**Data items**:
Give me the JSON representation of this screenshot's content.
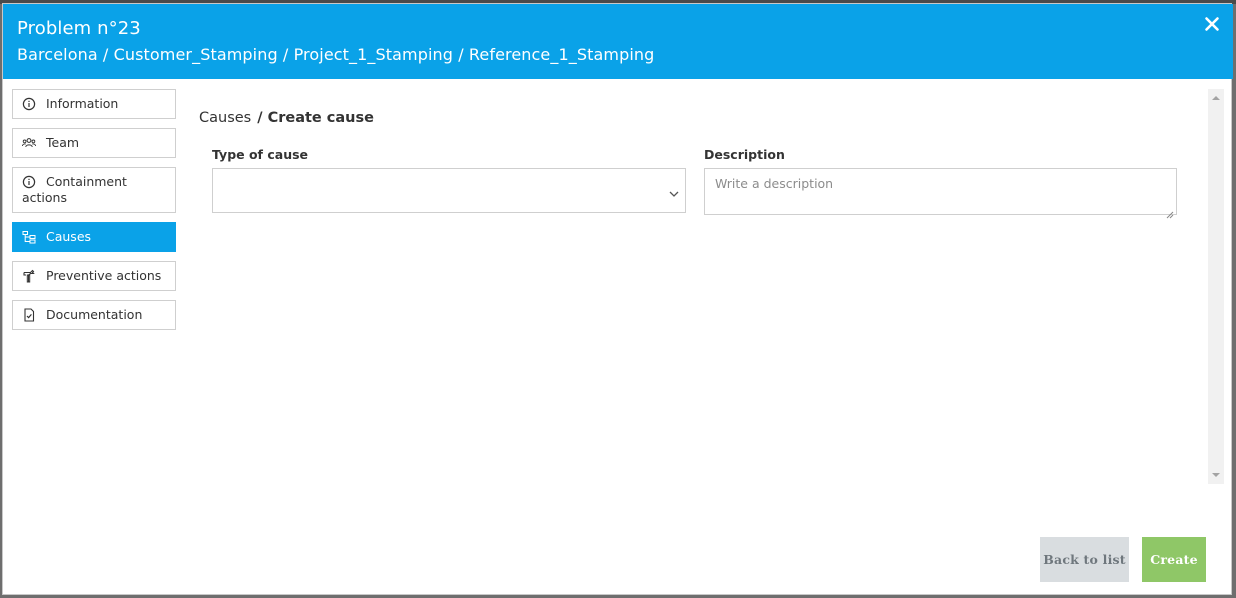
{
  "header": {
    "title": "Problem n°23",
    "path": "Barcelona / Customer_Stamping / Project_1_Stamping / Reference_1_Stamping",
    "close_icon": "close-icon"
  },
  "sidebar": {
    "items": [
      {
        "label": "Information",
        "icon": "info-icon",
        "active": false
      },
      {
        "label": "Team",
        "icon": "team-icon",
        "active": false
      },
      {
        "label": "Containment actions",
        "icon": "info-icon",
        "active": false
      },
      {
        "label": "Causes",
        "icon": "hierarchy-icon",
        "active": true
      },
      {
        "label": "Preventive actions",
        "icon": "hammer-icon",
        "active": false
      },
      {
        "label": "Documentation",
        "icon": "document-check-icon",
        "active": false
      }
    ]
  },
  "main": {
    "breadcrumb": {
      "parent": "Causes",
      "current": "/ Create cause"
    },
    "type_of_cause": {
      "label": "Type of cause",
      "value": ""
    },
    "description": {
      "label": "Description",
      "placeholder": "Write a description",
      "value": ""
    }
  },
  "footer": {
    "back_label": "Back to list",
    "create_label": "Create"
  },
  "colors": {
    "primary": "#0aa2e8",
    "create_button": "#8fc767",
    "back_button": "#d9dde0"
  }
}
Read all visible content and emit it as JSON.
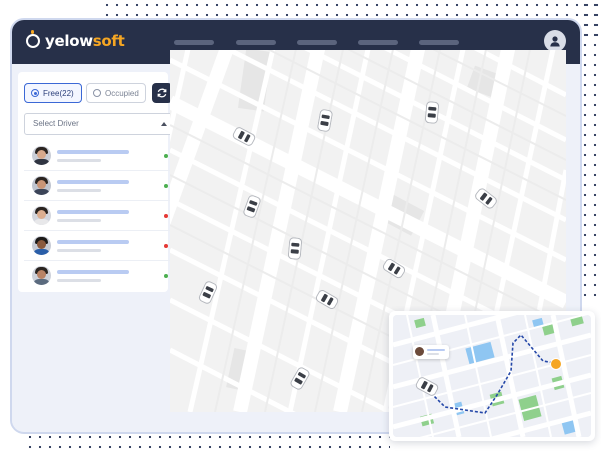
{
  "brand": {
    "part1": "yelow",
    "part2": "soft"
  },
  "tabs": {
    "free_label": "Free(22)",
    "occupied_label": "Occupied"
  },
  "select": {
    "placeholder": "Select Driver"
  },
  "drivers": [
    {
      "status": "available",
      "status_color": "#4caf50"
    },
    {
      "status": "available",
      "status_color": "#4caf50"
    },
    {
      "status": "busy",
      "status_color": "#e53935"
    },
    {
      "status": "busy",
      "status_color": "#e53935"
    },
    {
      "status": "available",
      "status_color": "#4caf50"
    }
  ],
  "colors": {
    "header": "#273049",
    "accent": "#f5a623",
    "primary": "#3b68d6"
  },
  "icons": {
    "refresh": "refresh-icon",
    "user": "user-icon",
    "caret": "caret-up-icon",
    "destination": "destination-pin-icon"
  }
}
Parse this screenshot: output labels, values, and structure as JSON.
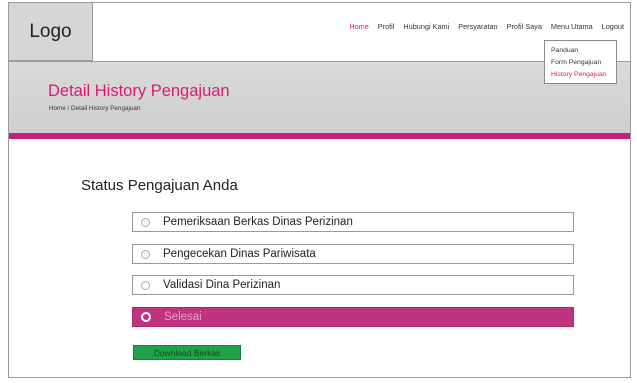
{
  "header": {
    "logo": "Logo",
    "nav": [
      "Home",
      "Profil",
      "Hubungi Kami",
      "Persyaratan",
      "Profil Saya",
      "Menu Utama",
      "Logout"
    ],
    "active_nav": "Home"
  },
  "dropdown": {
    "items": [
      "Panduan",
      "Form Pengajuan",
      "History Pengajuan"
    ],
    "active_item": "History Pengajuan"
  },
  "banner": {
    "title": "Detail History Pengajuan",
    "breadcrumb": "Home / Detail History Pengajuan"
  },
  "status": {
    "title": "Status Pengajuan Anda",
    "options": [
      {
        "label": "Pemeriksaan Berkas Dinas Perizinan",
        "selected": false
      },
      {
        "label": "Pengecekan Dinas Pariwisata",
        "selected": false
      },
      {
        "label": "Validasi Dina Perizinan",
        "selected": false
      },
      {
        "label": "Selesai",
        "selected": true
      }
    ]
  },
  "download_button": "Download Berkas",
  "colors": {
    "accent": "#d81b74",
    "pink_bar": "#c6207e",
    "selected_row": "#c0337f",
    "download_green": "#22a14b"
  }
}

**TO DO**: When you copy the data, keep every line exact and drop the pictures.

**RESPONSE**:
Give me the JSON representation of this screenshot's content.
{
  "header": {
    "title": "Problem n°23",
    "path": "Barcelona / Customer_Stamping / Project_1_Stamping / Reference_1_Stamping",
    "close_icon": "close-icon"
  },
  "sidebar": {
    "items": [
      {
        "label": "Information",
        "icon": "info-icon",
        "active": false
      },
      {
        "label": "Team",
        "icon": "team-icon",
        "active": false
      },
      {
        "label": "Containment actions",
        "icon": "info-icon",
        "active": false
      },
      {
        "label": "Causes",
        "icon": "hierarchy-icon",
        "active": true
      },
      {
        "label": "Preventive actions",
        "icon": "hammer-icon",
        "active": false
      },
      {
        "label": "Documentation",
        "icon": "document-check-icon",
        "active": false
      }
    ]
  },
  "main": {
    "breadcrumb": {
      "parent": "Causes",
      "current": "/ Create cause"
    },
    "type_of_cause": {
      "label": "Type of cause",
      "value": ""
    },
    "description": {
      "label": "Description",
      "placeholder": "Write a description",
      "value": ""
    }
  },
  "footer": {
    "back_label": "Back to list",
    "create_label": "Create"
  },
  "colors": {
    "primary": "#0aa2e8",
    "create_button": "#8fc767",
    "back_button": "#d9dde0"
  }
}
Read all visible content and emit it as JSON.
{
  "brand": {
    "part1": "yelow",
    "part2": "soft"
  },
  "tabs": {
    "free_label": "Free(22)",
    "occupied_label": "Occupied"
  },
  "select": {
    "placeholder": "Select Driver"
  },
  "drivers": [
    {
      "status": "available",
      "status_color": "#4caf50"
    },
    {
      "status": "available",
      "status_color": "#4caf50"
    },
    {
      "status": "busy",
      "status_color": "#e53935"
    },
    {
      "status": "busy",
      "status_color": "#e53935"
    },
    {
      "status": "available",
      "status_color": "#4caf50"
    }
  ],
  "colors": {
    "header": "#273049",
    "accent": "#f5a623",
    "primary": "#3b68d6"
  },
  "icons": {
    "refresh": "refresh-icon",
    "user": "user-icon",
    "caret": "caret-up-icon",
    "destination": "destination-pin-icon"
  }
}
Parse this screenshot: output labels, values, and structure as JSON.
{
  "header": {
    "logo": "Logo",
    "nav": [
      "Home",
      "Profil",
      "Hubungi Kami",
      "Persyaratan",
      "Profil Saya",
      "Menu Utama",
      "Logout"
    ],
    "active_nav": "Home"
  },
  "dropdown": {
    "items": [
      "Panduan",
      "Form Pengajuan",
      "History Pengajuan"
    ],
    "active_item": "History Pengajuan"
  },
  "banner": {
    "title": "Detail History Pengajuan",
    "breadcrumb": "Home / Detail History Pengajuan"
  },
  "status": {
    "title": "Status Pengajuan Anda",
    "options": [
      {
        "label": "Pemeriksaan Berkas Dinas Perizinan",
        "selected": false
      },
      {
        "label": "Pengecekan Dinas Pariwisata",
        "selected": false
      },
      {
        "label": "Validasi Dina Perizinan",
        "selected": false
      },
      {
        "label": "Selesai",
        "selected": true
      }
    ]
  },
  "download_button": "Download Berkas",
  "colors": {
    "accent": "#d81b74",
    "pink_bar": "#c6207e",
    "selected_row": "#c0337f",
    "download_green": "#22a14b"
  }
}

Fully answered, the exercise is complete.